Task data ->
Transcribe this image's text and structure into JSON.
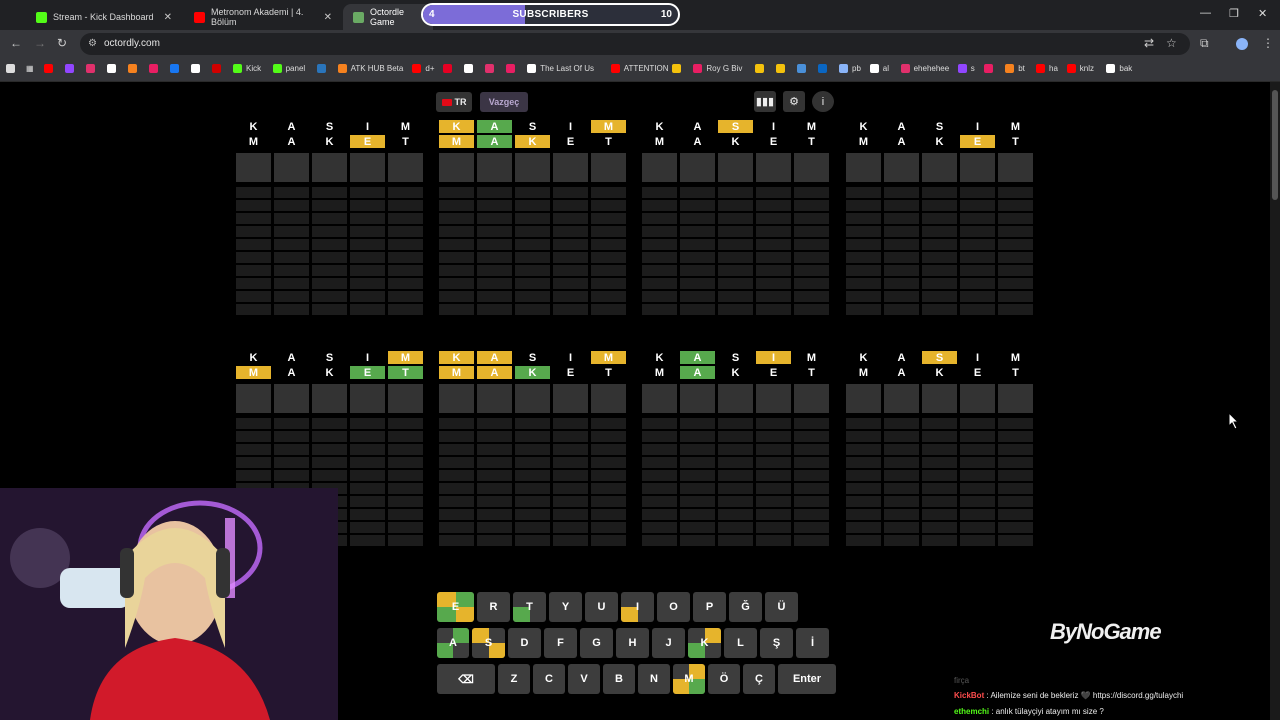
{
  "browser": {
    "tabs": [
      {
        "label": "Stream - Kick Dashboard",
        "color": "#53fc18"
      },
      {
        "label": "Metronom Akademi | 4. Bölüm",
        "color": "#ff0000"
      },
      {
        "label": "Octordle Game",
        "color": "#6aaa64"
      }
    ],
    "url": "octordly.com",
    "bookmarks": [
      {
        "label": "",
        "color": "#ff0000"
      },
      {
        "label": "",
        "color": "#9146ff"
      },
      {
        "label": "",
        "color": "#e1306c"
      },
      {
        "label": "",
        "color": "#ffffff"
      },
      {
        "label": "",
        "color": "#f6821f"
      },
      {
        "label": "",
        "color": "#e91e63"
      },
      {
        "label": "",
        "color": "#1877f2"
      },
      {
        "label": "",
        "color": "#ffffff"
      },
      {
        "label": "",
        "color": "#d00000"
      },
      {
        "label": "Kick",
        "color": "#53fc18"
      },
      {
        "label": "panel",
        "color": "#53fc18"
      },
      {
        "label": "",
        "color": "#2a75bb"
      },
      {
        "label": "ATK HUB Beta",
        "color": "#f6821f"
      },
      {
        "label": "d+",
        "color": "#ff0000"
      },
      {
        "label": "",
        "color": "#e60023"
      },
      {
        "label": "",
        "color": "#ffffff"
      },
      {
        "label": "",
        "color": "#e1306c"
      },
      {
        "label": "",
        "color": "#e91e63"
      },
      {
        "label": "The Last Of Us",
        "color": "#ffffff"
      },
      {
        "label": "ATTENTION",
        "color": "#ff0000"
      },
      {
        "label": "",
        "color": "#f4c20d"
      },
      {
        "label": "Roy G Biv",
        "color": "#e91e63"
      },
      {
        "label": "",
        "color": "#f4c20d"
      },
      {
        "label": "",
        "color": "#f4c20d"
      },
      {
        "label": "",
        "color": "#4a90d9"
      },
      {
        "label": "",
        "color": "#0a66c2"
      },
      {
        "label": "pb",
        "color": "#8ab4f8"
      },
      {
        "label": "al",
        "color": "#ffffff"
      },
      {
        "label": "ehehehee",
        "color": "#e1306c"
      },
      {
        "label": "s",
        "color": "#9146ff"
      },
      {
        "label": "",
        "color": "#e91e63"
      },
      {
        "label": "bt",
        "color": "#f6821f"
      },
      {
        "label": "ha",
        "color": "#ff0000"
      },
      {
        "label": "knlz",
        "color": "#ff0000"
      },
      {
        "label": "bak",
        "color": "#ffffff"
      }
    ]
  },
  "stream_overlay": {
    "title": "SUBSCRIBERS",
    "current": "4",
    "goal": "10",
    "progress": 0.4,
    "logo": "ByNoGame",
    "chat": [
      {
        "user": "",
        "message": "firça",
        "user_color": "#888888",
        "faded": true
      },
      {
        "user": "KickBot",
        "message": ": Ailemize seni de bekleriz 🖤 https://discord.gg/tulaychi",
        "user_color": "#ff4d4d"
      },
      {
        "user": "ethemchi",
        "message": ": anlık tülayçiyi atayım mı size ?",
        "user_color": "#53fc18"
      }
    ]
  },
  "game": {
    "language": "TR",
    "giveup_label": "Vazgeç",
    "colors": {
      "yellow": "#e6b42c",
      "green": "#57a94d",
      "key": "#3d3d3d",
      "cell": "#333333"
    },
    "guesses": [
      "KASIM",
      "MAKET"
    ],
    "boards": [
      {
        "rows": [
          [
            "",
            "",
            "",
            "",
            ""
          ],
          [
            "",
            "",
            "",
            "y",
            ""
          ]
        ]
      },
      {
        "rows": [
          [
            "y",
            "g",
            "",
            "",
            "y"
          ],
          [
            "y",
            "g",
            "y",
            "",
            ""
          ]
        ]
      },
      {
        "rows": [
          [
            "",
            "",
            "y",
            "",
            ""
          ],
          [
            "",
            "",
            "",
            "",
            ""
          ]
        ]
      },
      {
        "rows": [
          [
            "",
            "",
            "",
            "",
            ""
          ],
          [
            "",
            "",
            "",
            "y",
            ""
          ]
        ]
      },
      {
        "rows": [
          [
            "",
            "",
            "",
            "",
            "y"
          ],
          [
            "y",
            "",
            "",
            "g",
            "g"
          ]
        ]
      },
      {
        "rows": [
          [
            "y",
            "y",
            "",
            "",
            "y"
          ],
          [
            "y",
            "y",
            "g",
            "",
            ""
          ]
        ]
      },
      {
        "rows": [
          [
            "",
            "g",
            "",
            "y",
            ""
          ],
          [
            "",
            "g",
            "",
            "",
            ""
          ]
        ]
      },
      {
        "rows": [
          [
            "",
            "",
            "y",
            "",
            ""
          ],
          [
            "",
            "",
            "",
            "",
            ""
          ]
        ]
      }
    ],
    "keyboard": [
      [
        {
          "k": "E",
          "w": 37,
          "q": [
            "y",
            "g",
            "g",
            "y"
          ]
        },
        {
          "k": "R",
          "w": 33
        },
        {
          "k": "T",
          "w": 33,
          "q": [
            "",
            "",
            "g",
            ""
          ]
        },
        {
          "k": "Y",
          "w": 33
        },
        {
          "k": "U",
          "w": 33
        },
        {
          "k": "I",
          "w": 33,
          "q": [
            "",
            "",
            "y",
            ""
          ]
        },
        {
          "k": "O",
          "w": 33
        },
        {
          "k": "P",
          "w": 33
        },
        {
          "k": "Ğ",
          "w": 33
        },
        {
          "k": "Ü",
          "w": 33
        }
      ],
      [
        {
          "k": "A",
          "w": 32,
          "q": [
            "",
            "g",
            "g",
            ""
          ]
        },
        {
          "k": "S",
          "w": 33,
          "q": [
            "y",
            "",
            "",
            "y"
          ]
        },
        {
          "k": "D",
          "w": 33
        },
        {
          "k": "F",
          "w": 33
        },
        {
          "k": "G",
          "w": 33
        },
        {
          "k": "H",
          "w": 33
        },
        {
          "k": "J",
          "w": 33
        },
        {
          "k": "K",
          "w": 33,
          "q": [
            "",
            "y",
            "g",
            ""
          ]
        },
        {
          "k": "L",
          "w": 33
        },
        {
          "k": "Ş",
          "w": 33
        },
        {
          "k": "İ",
          "w": 33
        }
      ],
      [
        {
          "k": "⌫",
          "w": 58,
          "icon": "backspace-icon"
        },
        {
          "k": "Z",
          "w": 32
        },
        {
          "k": "C",
          "w": 32
        },
        {
          "k": "V",
          "w": 32
        },
        {
          "k": "B",
          "w": 32
        },
        {
          "k": "N",
          "w": 32
        },
        {
          "k": "M",
          "w": 32,
          "q": [
            "",
            "y",
            "y",
            "g"
          ]
        },
        {
          "k": "Ö",
          "w": 32
        },
        {
          "k": "Ç",
          "w": 32
        },
        {
          "k": "Enter",
          "w": 58
        }
      ]
    ]
  }
}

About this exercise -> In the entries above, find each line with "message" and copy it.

Answer box ->
        "message": "firça",
        "message": ": Ailemize seni de bekleriz 🖤 https://discord.gg/tulaychi",
        "message": ": anlık tülayçiyi atayım mı size ?",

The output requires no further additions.